What' harmonic coordinates? Is our GR not covered by harmonic coordinates? And when you mentioned "GR does have an alternative formulation as a spin 2 field on flat prior background" are you talking literally where gravity is a spin 2 field meaning gravity is field based and not really geometry? But there is still the flat geometry thing which signifies SR. Why not just use the original Euclidean Newtonian spacetime and add a field not just spin 2 but includes SR field as well?

In String Theory. The 6 dimensional "Calabi-Yau spaces" is the background of the Strings, but somehow the Strings themselves recover classical GR. Why did the String Theorists accept this formulation since the idea of strings in Calabi-Yau spaces are not really a background independent idea? Why did they ignore the basic idea of GR of BI?

I'm rereading Smolin "Trouble With Physics" and trying to understand the contexts from all point of views.

15. Feb 17, 2012

### atyy

In GR you can use any coordinate system you want. Harmonic coordinates are a particular choice of coordinates.

16. Feb 17, 2012

### waterfall

So our world can be described completely by this particular choice of coordinates called Harmonic coordinates hence making possible the spin 2 field or even combo spin 2, SR field on Euclidean physical space?

17. Feb 17, 2012

### waterfall

Here you are talking as if GR were already 100% proven. It's just a model and one can discard it and replace with another one in the future. Unless you are saying that this model is definite just like how Triangle obeys Pythagorean Theorem in Euclidean? But in Euclidean, we are not talking about time intermixing with space. Also note the time in SR and GR is just imaginary. So sometimes when we think of GR a lot. We assume this is automatically how the world works. My point is that. In the end, gravity can still be field based and not just geometry with geometry only as a result of symmetry of certain mathematical feature. This means a field based gravity can have more and richer degrees of freedom perhaps like anti-gravity which can't be allowed in GR, any objections?

Does this harmonic coordinates have blackholes and other dynamics in it or allowed? Because it seems you are saying that it contraints the field based approach of gravity.

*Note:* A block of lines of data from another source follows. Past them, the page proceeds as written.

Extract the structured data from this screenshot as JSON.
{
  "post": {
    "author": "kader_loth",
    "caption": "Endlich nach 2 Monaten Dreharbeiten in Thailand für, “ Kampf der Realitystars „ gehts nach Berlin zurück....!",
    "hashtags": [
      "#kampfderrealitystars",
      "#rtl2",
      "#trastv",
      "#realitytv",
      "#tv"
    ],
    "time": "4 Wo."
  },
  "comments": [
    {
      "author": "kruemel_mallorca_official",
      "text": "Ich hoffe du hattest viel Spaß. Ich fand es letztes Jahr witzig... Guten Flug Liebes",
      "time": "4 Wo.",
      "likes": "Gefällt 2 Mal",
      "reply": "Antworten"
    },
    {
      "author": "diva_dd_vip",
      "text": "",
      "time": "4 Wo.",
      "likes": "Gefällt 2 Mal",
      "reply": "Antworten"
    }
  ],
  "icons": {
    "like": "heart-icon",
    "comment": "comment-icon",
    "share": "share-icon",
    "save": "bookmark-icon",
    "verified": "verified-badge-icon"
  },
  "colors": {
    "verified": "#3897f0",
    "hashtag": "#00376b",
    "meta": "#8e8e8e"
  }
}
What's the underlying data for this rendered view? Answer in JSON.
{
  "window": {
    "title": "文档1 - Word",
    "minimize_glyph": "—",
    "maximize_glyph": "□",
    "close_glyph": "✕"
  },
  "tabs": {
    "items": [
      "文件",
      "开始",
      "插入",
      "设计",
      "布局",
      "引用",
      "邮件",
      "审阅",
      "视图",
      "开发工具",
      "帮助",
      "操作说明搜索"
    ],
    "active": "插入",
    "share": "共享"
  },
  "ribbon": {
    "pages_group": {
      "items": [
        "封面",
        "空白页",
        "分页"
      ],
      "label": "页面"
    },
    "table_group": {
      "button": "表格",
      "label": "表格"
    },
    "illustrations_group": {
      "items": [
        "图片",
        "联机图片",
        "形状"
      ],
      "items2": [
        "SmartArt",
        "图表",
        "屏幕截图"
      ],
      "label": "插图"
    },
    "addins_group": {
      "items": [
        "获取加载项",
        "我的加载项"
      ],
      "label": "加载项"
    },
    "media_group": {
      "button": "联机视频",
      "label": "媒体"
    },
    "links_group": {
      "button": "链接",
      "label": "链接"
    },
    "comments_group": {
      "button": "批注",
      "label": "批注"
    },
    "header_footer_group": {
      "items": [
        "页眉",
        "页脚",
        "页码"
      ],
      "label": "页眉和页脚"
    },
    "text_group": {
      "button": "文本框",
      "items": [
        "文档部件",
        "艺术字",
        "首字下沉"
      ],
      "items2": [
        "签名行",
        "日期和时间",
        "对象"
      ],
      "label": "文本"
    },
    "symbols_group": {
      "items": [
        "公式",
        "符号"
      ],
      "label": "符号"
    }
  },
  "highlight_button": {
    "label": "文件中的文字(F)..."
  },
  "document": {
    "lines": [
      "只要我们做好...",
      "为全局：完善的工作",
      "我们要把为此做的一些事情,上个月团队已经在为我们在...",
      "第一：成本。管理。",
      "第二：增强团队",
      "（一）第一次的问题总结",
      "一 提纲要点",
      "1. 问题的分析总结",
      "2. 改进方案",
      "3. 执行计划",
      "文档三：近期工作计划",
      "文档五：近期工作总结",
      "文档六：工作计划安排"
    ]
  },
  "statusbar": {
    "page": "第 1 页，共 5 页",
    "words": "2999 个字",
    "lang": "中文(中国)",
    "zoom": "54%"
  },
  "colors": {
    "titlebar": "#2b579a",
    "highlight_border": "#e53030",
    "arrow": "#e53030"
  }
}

But this is not a priori or the argument totally sound.

18. Feb 17, 2012

### Passionflower

Who says so?

It is unusual if it does not but in GR matter does not necessarily have to be attractive.

19. Feb 17, 2012

### waterfall

How do you model negative curvature in GR such that an object with gravity shielding can just float in air without propulsion?

20. Feb 18, 2012

### atyy

I'm unsure of this point, but I think that harmonic coordinates include the event horizon of a black hole, as well as the expanding universe. Some references that discuss this are:
Cook, Initial Data for Numerical Relativity, section 3.3.2
Weinberg, Gravitation and Cosmology, section 8.1 - 8.3